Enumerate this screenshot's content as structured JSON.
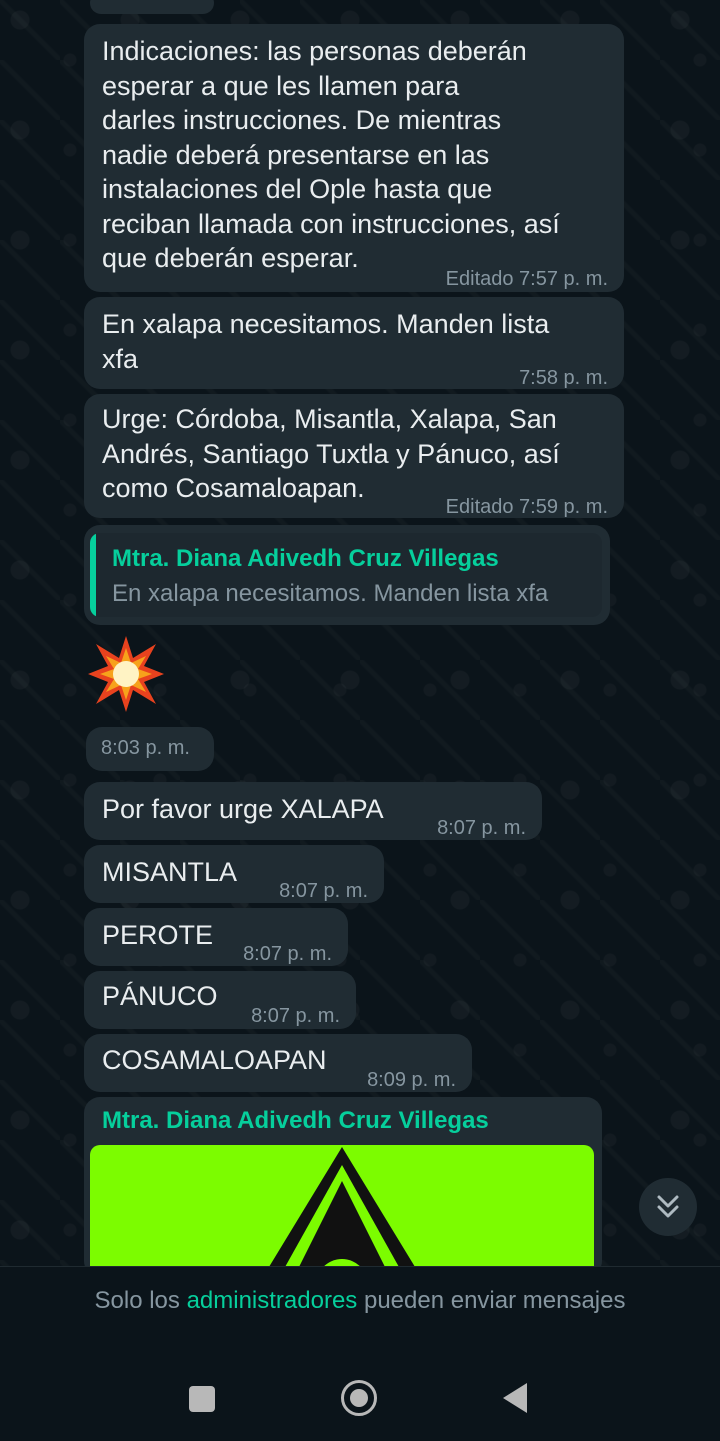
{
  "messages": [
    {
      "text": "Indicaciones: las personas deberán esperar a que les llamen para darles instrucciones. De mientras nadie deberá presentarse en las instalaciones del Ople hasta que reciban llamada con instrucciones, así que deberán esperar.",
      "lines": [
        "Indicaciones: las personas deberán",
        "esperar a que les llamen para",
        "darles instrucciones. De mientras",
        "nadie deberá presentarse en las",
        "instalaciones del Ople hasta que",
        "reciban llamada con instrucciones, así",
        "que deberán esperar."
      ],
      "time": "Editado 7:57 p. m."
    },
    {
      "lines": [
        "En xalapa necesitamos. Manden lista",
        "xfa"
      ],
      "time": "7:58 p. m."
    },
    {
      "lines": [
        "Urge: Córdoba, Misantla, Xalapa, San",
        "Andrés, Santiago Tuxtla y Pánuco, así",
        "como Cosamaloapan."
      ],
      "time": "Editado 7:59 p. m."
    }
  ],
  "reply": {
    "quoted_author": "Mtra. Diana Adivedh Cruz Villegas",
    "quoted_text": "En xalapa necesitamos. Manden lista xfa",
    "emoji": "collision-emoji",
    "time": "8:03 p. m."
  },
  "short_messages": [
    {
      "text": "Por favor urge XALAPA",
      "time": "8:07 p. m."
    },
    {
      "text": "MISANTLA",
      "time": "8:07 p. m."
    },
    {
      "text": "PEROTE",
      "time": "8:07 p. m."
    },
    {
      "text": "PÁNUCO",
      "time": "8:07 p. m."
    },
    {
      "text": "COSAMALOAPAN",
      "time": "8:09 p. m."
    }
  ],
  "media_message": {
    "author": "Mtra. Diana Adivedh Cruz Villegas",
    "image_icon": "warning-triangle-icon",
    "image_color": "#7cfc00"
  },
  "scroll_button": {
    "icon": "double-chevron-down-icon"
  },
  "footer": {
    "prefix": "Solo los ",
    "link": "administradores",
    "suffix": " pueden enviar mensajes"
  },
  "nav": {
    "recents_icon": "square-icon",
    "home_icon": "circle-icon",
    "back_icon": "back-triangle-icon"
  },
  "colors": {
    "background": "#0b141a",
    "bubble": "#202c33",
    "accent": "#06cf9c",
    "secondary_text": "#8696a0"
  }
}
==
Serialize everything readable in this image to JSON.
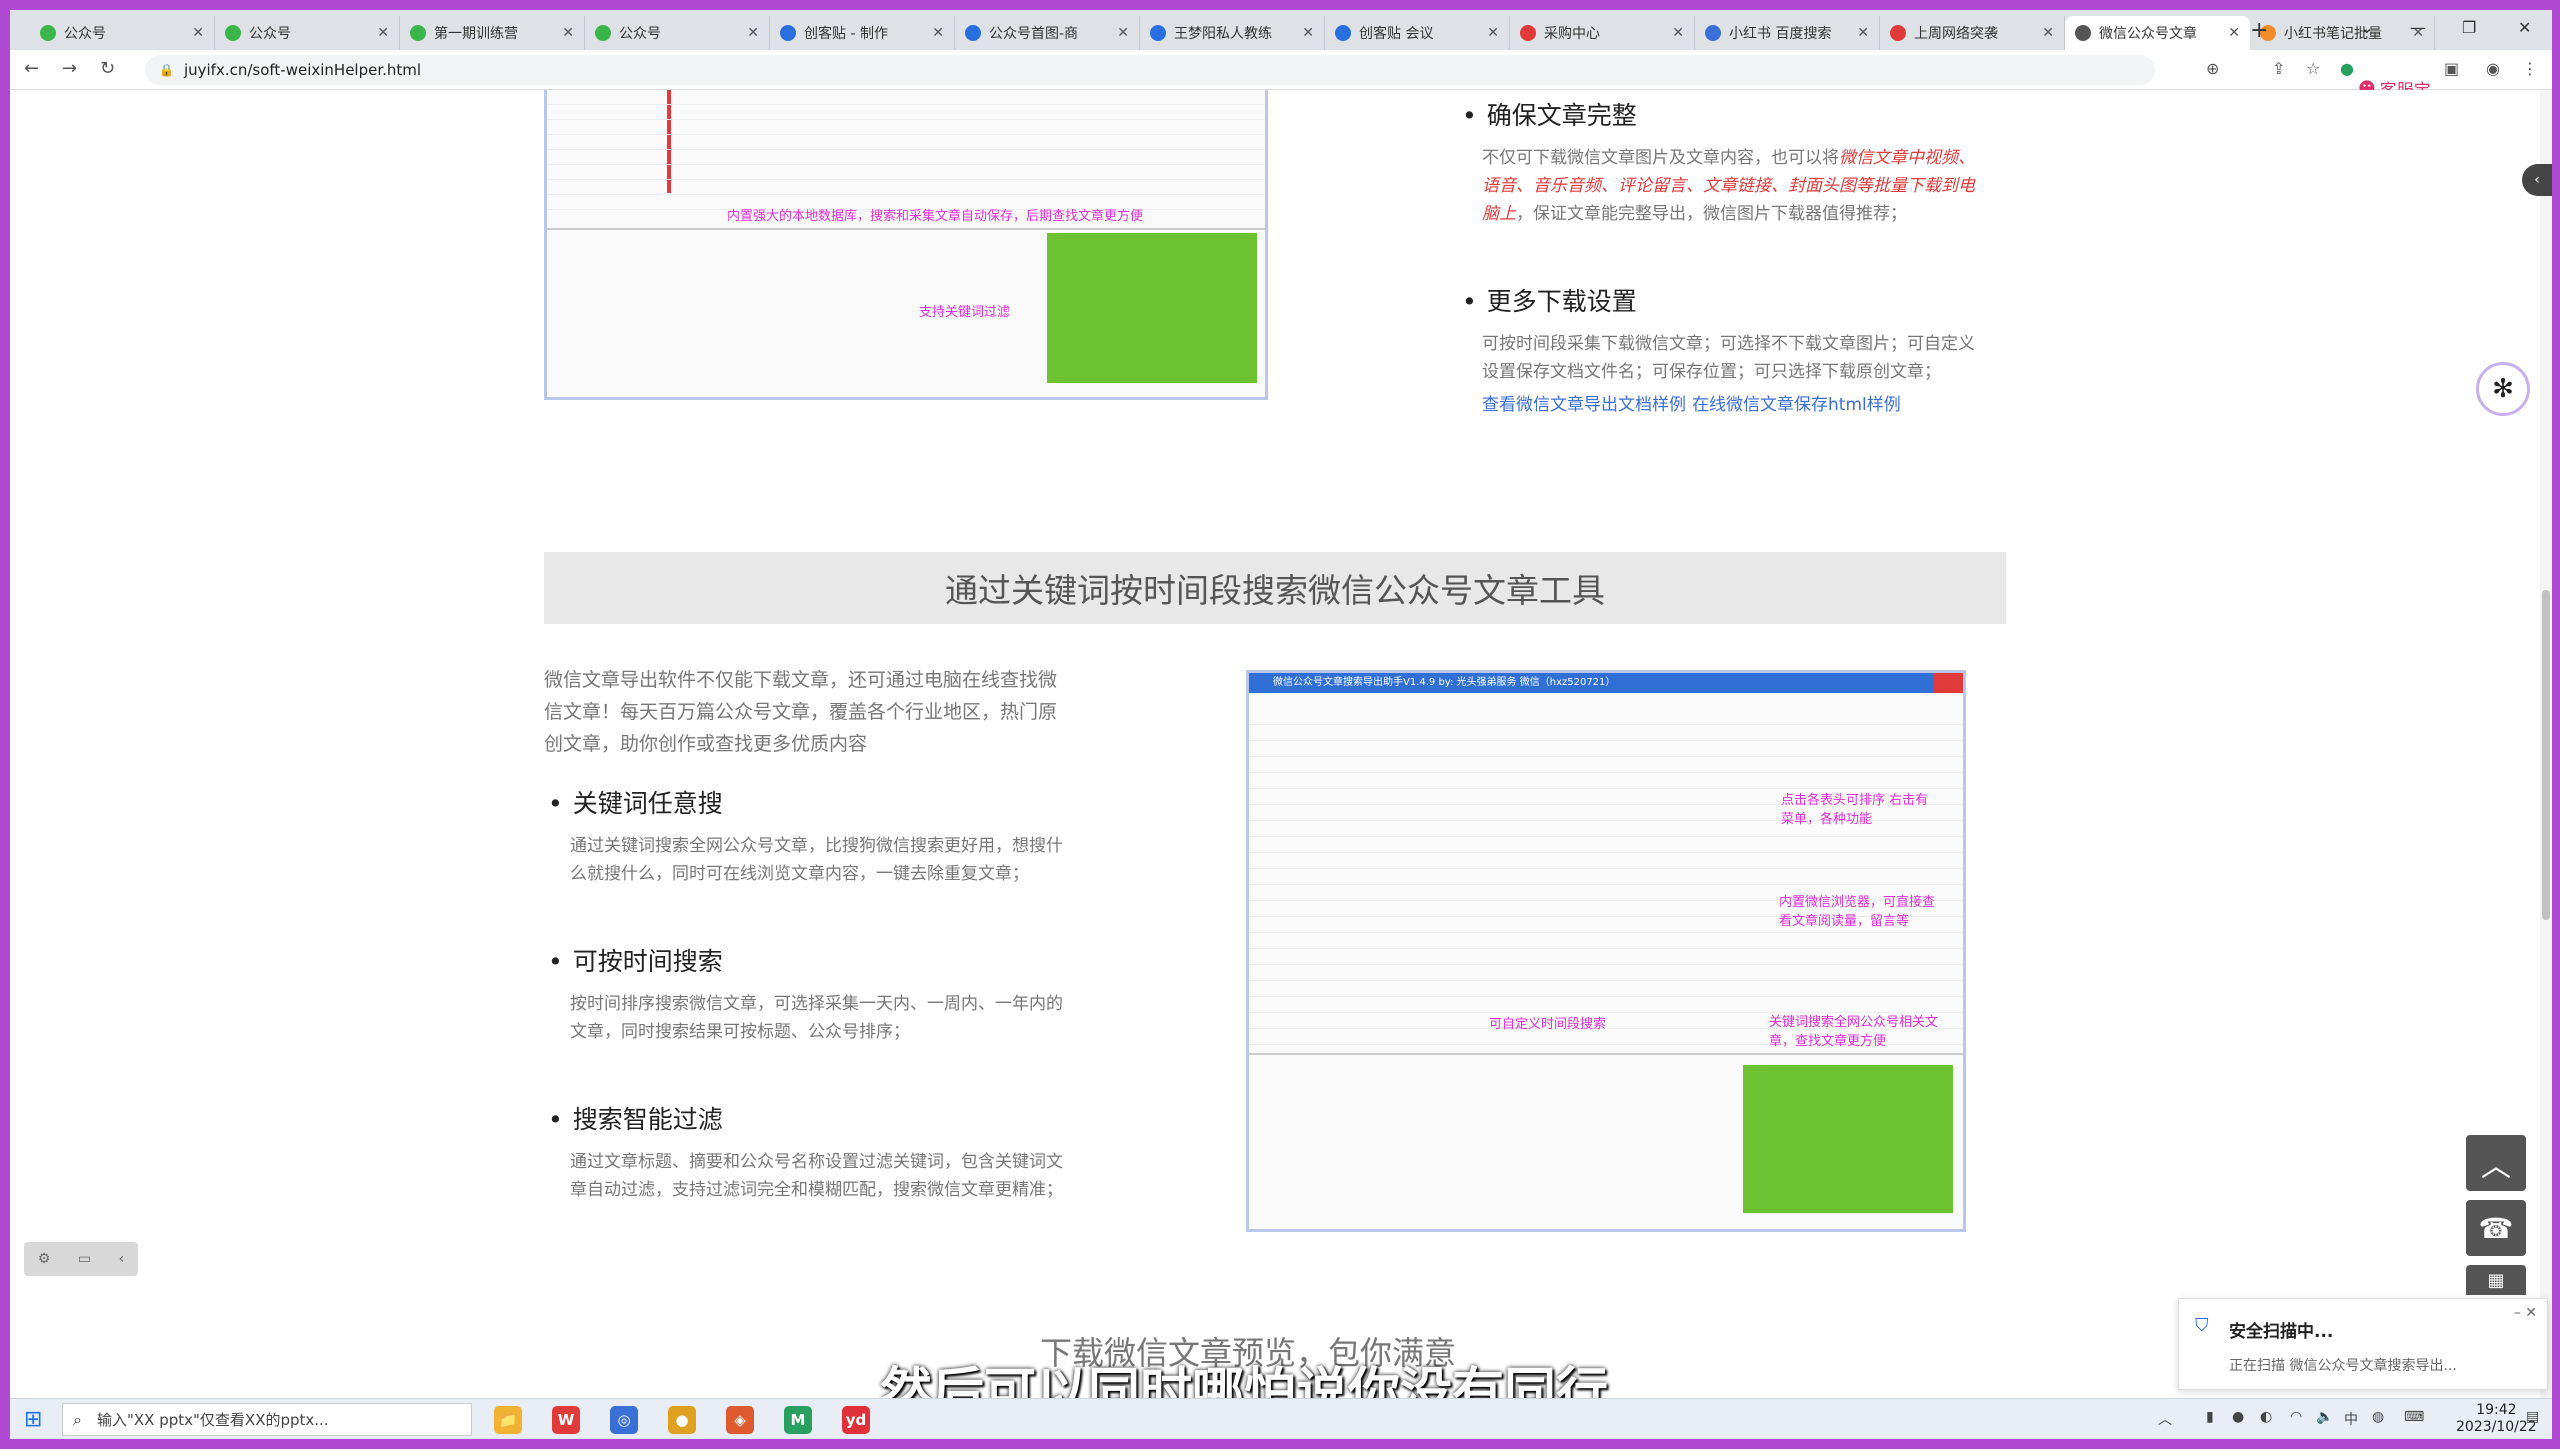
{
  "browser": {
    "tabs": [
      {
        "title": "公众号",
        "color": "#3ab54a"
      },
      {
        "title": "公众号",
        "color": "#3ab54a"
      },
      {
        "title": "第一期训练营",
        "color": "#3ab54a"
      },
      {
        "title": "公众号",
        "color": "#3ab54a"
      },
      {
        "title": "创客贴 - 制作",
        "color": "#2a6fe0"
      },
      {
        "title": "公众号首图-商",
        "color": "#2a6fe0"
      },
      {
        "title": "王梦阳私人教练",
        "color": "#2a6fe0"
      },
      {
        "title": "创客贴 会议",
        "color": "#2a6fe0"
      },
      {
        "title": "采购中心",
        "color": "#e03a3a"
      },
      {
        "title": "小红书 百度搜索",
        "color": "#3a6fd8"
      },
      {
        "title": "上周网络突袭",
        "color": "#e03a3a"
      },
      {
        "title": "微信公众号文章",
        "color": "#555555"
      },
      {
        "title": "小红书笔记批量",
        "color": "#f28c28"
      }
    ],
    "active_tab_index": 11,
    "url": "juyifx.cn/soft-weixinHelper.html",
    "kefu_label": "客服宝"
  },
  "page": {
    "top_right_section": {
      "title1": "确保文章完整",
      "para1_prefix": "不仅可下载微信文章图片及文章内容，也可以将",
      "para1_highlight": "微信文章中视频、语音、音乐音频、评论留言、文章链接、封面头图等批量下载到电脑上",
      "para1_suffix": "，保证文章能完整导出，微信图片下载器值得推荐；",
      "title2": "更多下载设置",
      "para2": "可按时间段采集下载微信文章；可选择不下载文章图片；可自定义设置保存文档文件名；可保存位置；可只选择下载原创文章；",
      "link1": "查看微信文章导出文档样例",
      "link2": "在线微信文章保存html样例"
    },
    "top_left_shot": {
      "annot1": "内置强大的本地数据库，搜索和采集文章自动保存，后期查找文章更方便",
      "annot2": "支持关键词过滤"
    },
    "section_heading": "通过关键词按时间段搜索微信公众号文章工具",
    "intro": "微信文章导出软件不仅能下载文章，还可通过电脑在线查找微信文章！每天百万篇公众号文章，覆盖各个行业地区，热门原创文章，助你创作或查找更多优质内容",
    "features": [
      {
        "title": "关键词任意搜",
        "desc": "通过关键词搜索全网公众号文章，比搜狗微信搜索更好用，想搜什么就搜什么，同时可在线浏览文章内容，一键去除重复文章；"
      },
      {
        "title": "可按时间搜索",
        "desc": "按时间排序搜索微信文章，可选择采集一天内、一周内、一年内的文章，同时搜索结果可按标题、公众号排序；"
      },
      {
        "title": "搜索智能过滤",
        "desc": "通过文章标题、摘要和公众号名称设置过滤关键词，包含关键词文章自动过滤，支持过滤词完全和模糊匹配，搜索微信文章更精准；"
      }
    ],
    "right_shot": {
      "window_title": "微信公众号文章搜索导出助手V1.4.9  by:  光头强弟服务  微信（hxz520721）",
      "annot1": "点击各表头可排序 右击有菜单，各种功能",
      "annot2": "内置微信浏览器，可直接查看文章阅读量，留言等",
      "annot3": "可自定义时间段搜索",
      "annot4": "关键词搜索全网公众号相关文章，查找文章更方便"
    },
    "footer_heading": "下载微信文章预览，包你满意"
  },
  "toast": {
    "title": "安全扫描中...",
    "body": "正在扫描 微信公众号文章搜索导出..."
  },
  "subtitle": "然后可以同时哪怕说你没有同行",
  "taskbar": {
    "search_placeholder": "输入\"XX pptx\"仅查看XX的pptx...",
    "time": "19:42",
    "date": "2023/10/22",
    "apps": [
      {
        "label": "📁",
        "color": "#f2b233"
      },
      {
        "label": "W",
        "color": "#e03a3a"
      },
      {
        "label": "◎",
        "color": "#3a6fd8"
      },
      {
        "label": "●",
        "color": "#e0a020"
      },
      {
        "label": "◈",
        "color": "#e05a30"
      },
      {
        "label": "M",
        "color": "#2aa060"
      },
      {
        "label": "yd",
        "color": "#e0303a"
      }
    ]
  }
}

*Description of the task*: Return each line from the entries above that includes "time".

*Task output*:
      "time": "Editado 7:57 p. m."
      "time": "7:58 p. m."
      "time": "Editado 7:59 p. m."
    "time": "8:03 p. m."
      "time": "8:07 p. m."
      "time": "8:07 p. m."
      "time": "8:07 p. m."
      "time": "8:07 p. m."
      "time": "8:09 p. m."
    "time": "19:42",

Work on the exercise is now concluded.